> Work instructions:
Every line in the data below that includes "value" belongs in the answer, copied as it stands.

(Items from an interface collection)
⟨
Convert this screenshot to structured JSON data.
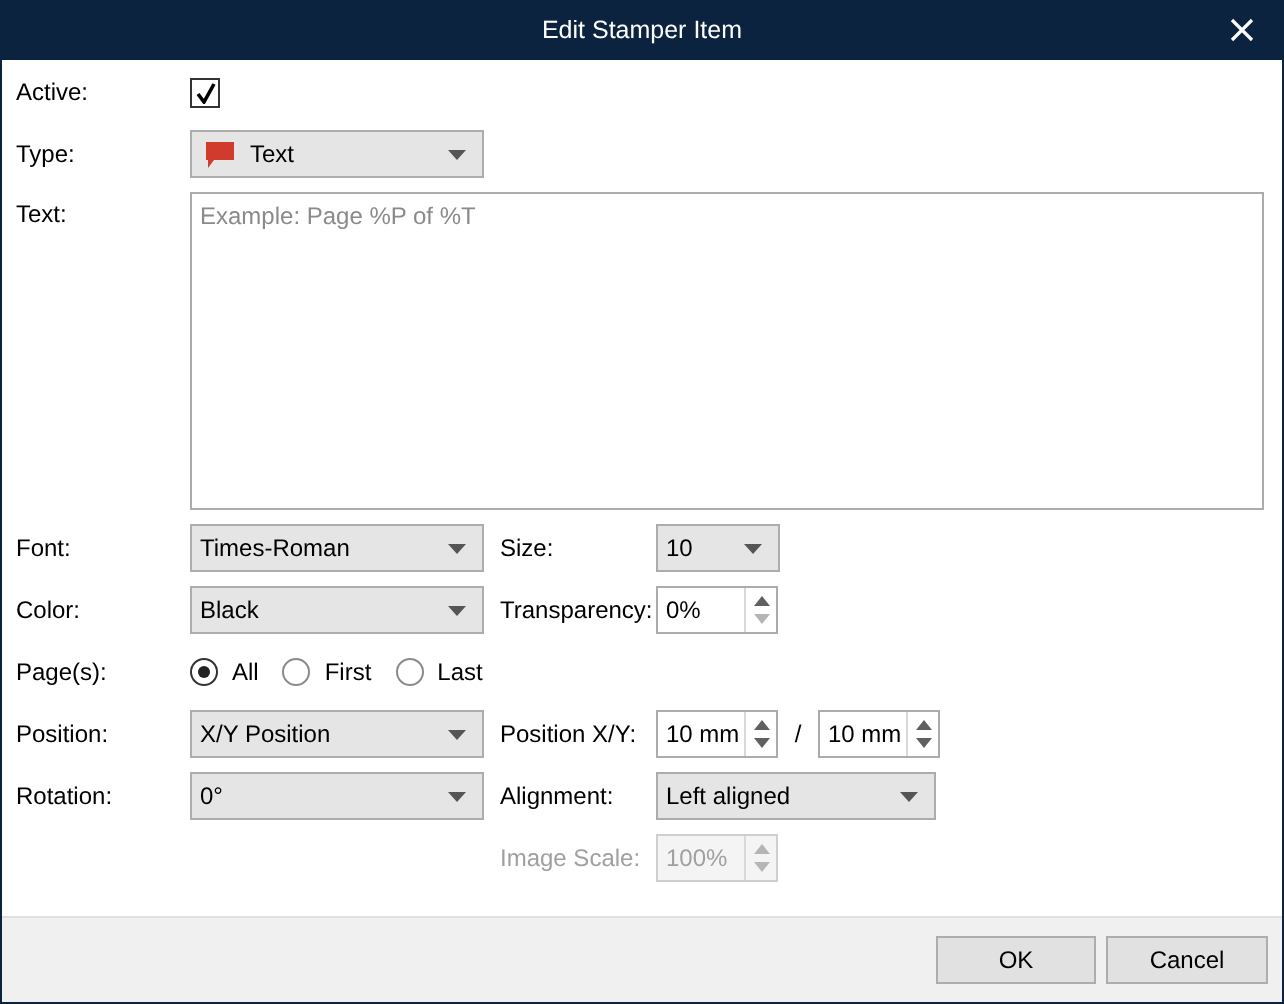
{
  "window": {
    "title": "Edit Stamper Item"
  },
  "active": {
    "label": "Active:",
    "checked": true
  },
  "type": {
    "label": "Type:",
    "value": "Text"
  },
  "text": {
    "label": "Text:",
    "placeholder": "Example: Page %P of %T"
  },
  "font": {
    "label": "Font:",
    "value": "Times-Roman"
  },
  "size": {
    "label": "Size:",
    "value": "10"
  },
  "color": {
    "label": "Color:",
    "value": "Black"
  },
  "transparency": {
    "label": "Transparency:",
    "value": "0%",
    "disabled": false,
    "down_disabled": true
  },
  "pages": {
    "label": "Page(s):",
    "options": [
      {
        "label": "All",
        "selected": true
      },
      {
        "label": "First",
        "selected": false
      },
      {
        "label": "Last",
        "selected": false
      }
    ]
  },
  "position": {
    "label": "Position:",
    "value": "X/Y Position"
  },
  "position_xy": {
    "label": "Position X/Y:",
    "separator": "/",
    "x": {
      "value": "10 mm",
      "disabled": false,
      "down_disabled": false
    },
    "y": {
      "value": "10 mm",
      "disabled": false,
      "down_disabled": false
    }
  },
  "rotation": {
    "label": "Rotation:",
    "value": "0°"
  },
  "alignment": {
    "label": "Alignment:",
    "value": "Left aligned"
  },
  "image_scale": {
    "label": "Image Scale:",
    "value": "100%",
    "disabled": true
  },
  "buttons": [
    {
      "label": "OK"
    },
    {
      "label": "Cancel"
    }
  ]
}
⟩
> Answer to this problem:
    "value": "Text"
    "value": "Times-Roman"
    "value": "10"
    "value": "Black"
    "value": "0%",
    "value": "X/Y Position"
      "value": "10 mm",
      "value": "10 mm",
    "value": "0°"
    "value": "Left aligned"
    "value": "100%",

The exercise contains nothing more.